## Exercise brief
Your output is the line containing "Read all visible content and emit it as JSON." plus all lines after it to the end of the records, reproduced exactly, with nothing else.

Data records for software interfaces
----

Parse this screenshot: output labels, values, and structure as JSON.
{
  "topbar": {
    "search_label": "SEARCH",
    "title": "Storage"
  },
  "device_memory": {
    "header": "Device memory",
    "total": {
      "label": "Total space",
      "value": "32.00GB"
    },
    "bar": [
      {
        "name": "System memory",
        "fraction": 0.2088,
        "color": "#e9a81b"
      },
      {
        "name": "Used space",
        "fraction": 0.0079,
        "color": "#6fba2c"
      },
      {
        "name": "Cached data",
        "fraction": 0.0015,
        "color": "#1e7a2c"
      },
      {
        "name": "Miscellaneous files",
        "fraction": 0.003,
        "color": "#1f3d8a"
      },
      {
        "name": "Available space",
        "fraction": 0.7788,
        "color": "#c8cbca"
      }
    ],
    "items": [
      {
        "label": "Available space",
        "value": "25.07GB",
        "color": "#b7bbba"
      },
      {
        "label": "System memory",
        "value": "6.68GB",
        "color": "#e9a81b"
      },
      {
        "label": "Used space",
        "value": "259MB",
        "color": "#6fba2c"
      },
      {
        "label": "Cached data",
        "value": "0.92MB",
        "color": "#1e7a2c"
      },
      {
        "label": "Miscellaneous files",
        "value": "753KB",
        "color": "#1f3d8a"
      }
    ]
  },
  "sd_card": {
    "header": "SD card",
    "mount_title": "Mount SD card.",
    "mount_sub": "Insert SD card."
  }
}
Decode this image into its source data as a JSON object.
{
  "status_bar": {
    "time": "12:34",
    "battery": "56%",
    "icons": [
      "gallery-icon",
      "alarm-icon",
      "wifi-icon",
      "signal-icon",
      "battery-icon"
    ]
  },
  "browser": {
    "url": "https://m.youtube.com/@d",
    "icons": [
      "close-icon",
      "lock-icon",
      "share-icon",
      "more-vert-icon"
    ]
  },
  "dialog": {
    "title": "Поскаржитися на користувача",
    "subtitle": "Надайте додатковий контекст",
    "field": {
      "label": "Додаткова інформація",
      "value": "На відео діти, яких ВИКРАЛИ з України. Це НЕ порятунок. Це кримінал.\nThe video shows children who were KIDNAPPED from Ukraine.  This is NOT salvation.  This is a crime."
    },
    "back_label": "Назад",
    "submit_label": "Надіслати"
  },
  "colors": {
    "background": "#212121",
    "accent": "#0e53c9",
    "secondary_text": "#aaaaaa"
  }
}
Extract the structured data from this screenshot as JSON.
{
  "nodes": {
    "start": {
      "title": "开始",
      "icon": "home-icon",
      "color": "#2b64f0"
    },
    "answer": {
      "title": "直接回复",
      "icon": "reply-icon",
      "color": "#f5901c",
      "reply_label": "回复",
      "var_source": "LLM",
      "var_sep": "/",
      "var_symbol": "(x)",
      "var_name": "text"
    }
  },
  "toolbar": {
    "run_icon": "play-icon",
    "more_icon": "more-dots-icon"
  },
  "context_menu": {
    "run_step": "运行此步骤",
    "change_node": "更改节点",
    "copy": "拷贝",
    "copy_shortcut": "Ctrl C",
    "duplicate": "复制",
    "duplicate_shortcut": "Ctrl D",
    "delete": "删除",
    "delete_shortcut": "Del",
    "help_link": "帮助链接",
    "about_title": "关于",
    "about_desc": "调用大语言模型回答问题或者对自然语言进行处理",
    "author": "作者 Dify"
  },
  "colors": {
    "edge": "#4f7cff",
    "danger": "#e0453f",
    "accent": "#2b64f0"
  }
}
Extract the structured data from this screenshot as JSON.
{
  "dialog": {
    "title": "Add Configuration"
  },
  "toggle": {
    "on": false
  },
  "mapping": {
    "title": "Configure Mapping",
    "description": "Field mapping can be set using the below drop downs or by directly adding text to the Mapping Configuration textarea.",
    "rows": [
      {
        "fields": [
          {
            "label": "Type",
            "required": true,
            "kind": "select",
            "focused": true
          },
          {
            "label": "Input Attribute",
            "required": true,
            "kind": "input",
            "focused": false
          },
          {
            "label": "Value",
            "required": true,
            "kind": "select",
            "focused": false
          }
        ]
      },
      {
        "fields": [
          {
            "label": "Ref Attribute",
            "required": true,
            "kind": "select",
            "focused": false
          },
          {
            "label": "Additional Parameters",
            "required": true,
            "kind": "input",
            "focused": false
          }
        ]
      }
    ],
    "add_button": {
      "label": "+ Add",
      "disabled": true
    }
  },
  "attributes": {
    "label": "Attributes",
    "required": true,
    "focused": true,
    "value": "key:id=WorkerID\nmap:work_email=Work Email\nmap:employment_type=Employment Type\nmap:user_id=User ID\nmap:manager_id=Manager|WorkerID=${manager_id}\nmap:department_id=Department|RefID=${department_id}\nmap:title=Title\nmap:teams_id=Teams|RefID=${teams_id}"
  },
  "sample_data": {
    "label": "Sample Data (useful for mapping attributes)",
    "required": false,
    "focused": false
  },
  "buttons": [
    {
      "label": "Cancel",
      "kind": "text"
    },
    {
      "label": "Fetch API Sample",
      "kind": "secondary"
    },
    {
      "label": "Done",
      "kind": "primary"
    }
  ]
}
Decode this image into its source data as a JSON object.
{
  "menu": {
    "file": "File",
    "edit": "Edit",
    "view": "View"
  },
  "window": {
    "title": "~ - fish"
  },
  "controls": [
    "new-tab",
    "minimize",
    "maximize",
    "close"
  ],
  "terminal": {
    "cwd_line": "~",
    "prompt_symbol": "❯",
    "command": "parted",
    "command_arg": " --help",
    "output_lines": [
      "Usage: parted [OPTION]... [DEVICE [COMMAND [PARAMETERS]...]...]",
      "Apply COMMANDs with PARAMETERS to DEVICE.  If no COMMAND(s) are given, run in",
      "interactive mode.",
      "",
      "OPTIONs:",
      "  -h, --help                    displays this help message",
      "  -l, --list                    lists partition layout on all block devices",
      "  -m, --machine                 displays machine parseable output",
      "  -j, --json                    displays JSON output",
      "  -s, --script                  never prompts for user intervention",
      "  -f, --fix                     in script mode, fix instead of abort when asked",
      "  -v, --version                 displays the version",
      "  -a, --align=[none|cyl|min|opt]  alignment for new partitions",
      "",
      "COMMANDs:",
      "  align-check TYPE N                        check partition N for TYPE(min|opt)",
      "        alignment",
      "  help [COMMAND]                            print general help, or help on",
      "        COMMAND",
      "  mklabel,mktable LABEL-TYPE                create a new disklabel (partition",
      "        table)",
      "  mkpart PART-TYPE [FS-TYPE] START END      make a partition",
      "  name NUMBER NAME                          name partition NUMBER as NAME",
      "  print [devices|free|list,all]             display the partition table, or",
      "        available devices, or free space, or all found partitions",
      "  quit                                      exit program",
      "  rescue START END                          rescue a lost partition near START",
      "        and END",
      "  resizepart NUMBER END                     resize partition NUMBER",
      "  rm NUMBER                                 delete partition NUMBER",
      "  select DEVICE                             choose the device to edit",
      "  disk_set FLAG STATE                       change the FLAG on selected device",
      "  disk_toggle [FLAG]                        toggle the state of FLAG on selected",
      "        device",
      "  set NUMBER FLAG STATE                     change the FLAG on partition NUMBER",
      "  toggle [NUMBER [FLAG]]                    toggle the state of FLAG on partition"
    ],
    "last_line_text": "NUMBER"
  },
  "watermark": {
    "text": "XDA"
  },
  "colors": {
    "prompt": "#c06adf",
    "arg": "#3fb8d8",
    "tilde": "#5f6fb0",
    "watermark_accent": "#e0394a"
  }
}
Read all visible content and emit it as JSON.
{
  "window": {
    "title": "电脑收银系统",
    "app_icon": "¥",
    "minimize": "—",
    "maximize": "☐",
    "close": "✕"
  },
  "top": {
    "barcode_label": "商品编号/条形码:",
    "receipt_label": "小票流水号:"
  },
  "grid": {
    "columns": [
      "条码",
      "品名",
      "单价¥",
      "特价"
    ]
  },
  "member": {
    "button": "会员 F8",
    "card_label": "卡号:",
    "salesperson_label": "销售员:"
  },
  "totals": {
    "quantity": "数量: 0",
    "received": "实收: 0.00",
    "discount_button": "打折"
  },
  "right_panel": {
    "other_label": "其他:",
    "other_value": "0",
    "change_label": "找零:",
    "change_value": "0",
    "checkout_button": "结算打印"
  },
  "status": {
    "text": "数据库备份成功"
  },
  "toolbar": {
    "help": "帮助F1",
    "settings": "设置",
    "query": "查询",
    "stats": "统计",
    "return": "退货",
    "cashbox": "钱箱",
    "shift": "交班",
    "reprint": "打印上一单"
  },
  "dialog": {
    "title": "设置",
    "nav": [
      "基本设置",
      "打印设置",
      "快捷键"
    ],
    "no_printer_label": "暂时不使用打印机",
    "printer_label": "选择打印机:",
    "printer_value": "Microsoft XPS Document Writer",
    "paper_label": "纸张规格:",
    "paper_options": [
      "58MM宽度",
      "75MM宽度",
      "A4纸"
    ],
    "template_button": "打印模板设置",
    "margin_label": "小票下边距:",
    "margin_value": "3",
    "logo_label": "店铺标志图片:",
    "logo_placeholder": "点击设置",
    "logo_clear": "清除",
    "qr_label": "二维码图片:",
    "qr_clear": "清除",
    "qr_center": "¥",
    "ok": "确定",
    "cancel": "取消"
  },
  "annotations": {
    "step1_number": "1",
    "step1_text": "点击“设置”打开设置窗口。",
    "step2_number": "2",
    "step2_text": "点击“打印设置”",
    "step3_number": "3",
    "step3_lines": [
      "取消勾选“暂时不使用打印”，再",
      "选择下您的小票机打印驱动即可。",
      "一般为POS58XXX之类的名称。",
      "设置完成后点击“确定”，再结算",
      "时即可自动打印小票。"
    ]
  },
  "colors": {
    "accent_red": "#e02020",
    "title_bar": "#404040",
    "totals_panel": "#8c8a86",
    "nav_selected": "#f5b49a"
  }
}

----

## Exercise response
Read all visible content and emit it as JSON.
{
  "window": {
    "title": "电脑收银系统",
    "app_icon": "¥",
    "minimize": "—",
    "maximize": "☐",
    "close": "✕"
  },
  "top": {
    "barcode_label": "商品编号/条形码:",
    "receipt_label": "小票流水号:"
  },
  "grid": {
    "columns": [
      "条码",
      "品名",
      "单价¥",
      "特价"
    ]
  },
  "member": {
    "button": "会员 F8",
    "card_label": "卡号:",
    "salesperson_label": "销售员:"
  },
  "totals": {
    "quantity": "数量: 0",
    "received": "实收: 0.00",
    "discount_button": "打折"
  },
  "right_panel": {
    "other_label": "其他:",
    "other_value": "0",
    "change_label": "找零:",
    "change_value": "0",
    "checkout_button": "结算打印"
  },
  "status": {
    "text": "数据库备份成功"
  },
  "toolbar": {
    "help": "帮助F1",
    "settings": "设置",
    "query": "查询",
    "stats": "统计",
    "return": "退货",
    "cashbox": "钱箱",
    "shift": "交班",
    "reprint": "打印上一单"
  },
  "dialog": {
    "title": "设置",
    "nav": [
      "基本设置",
      "打印设置",
      "快捷键"
    ],
    "no_printer_label": "暂时不使用打印机",
    "printer_label": "选择打印机:",
    "printer_value": "Microsoft XPS Document Writer",
    "paper_label": "纸张规格:",
    "paper_options": [
      "58MM宽度",
      "75MM宽度",
      "A4纸"
    ],
    "template_button": "打印模板设置",
    "margin_label": "小票下边距:",
    "margin_value": "3",
    "logo_label": "店铺标志图片:",
    "logo_placeholder": "点击设置",
    "logo_clear": "清除",
    "qr_label": "二维码图片:",
    "qr_clear": "清除",
    "qr_center": "¥",
    "ok": "确定",
    "cancel": "取消"
  },
  "annotations": {
    "step1_number": "1",
    "step1_text": "点击“设置”打开设置窗口。",
    "step2_number": "2",
    "step2_text": "点击“打印设置”",
    "step3_number": "3",
    "step3_lines": [
      "取消勾选“暂时不使用打印”，再",
      "选择下您的小票机打印驱动即可。",
      "一般为POS58XXX之类的名称。",
      "设置完成后点击“确定”，再结算",
      "时即可自动打印小票。"
    ]
  },
  "colors": {
    "accent_red": "#e02020",
    "title_bar": "#404040",
    "totals_panel": "#8c8a86",
    "nav_selected": "#f5b49a"
  }
}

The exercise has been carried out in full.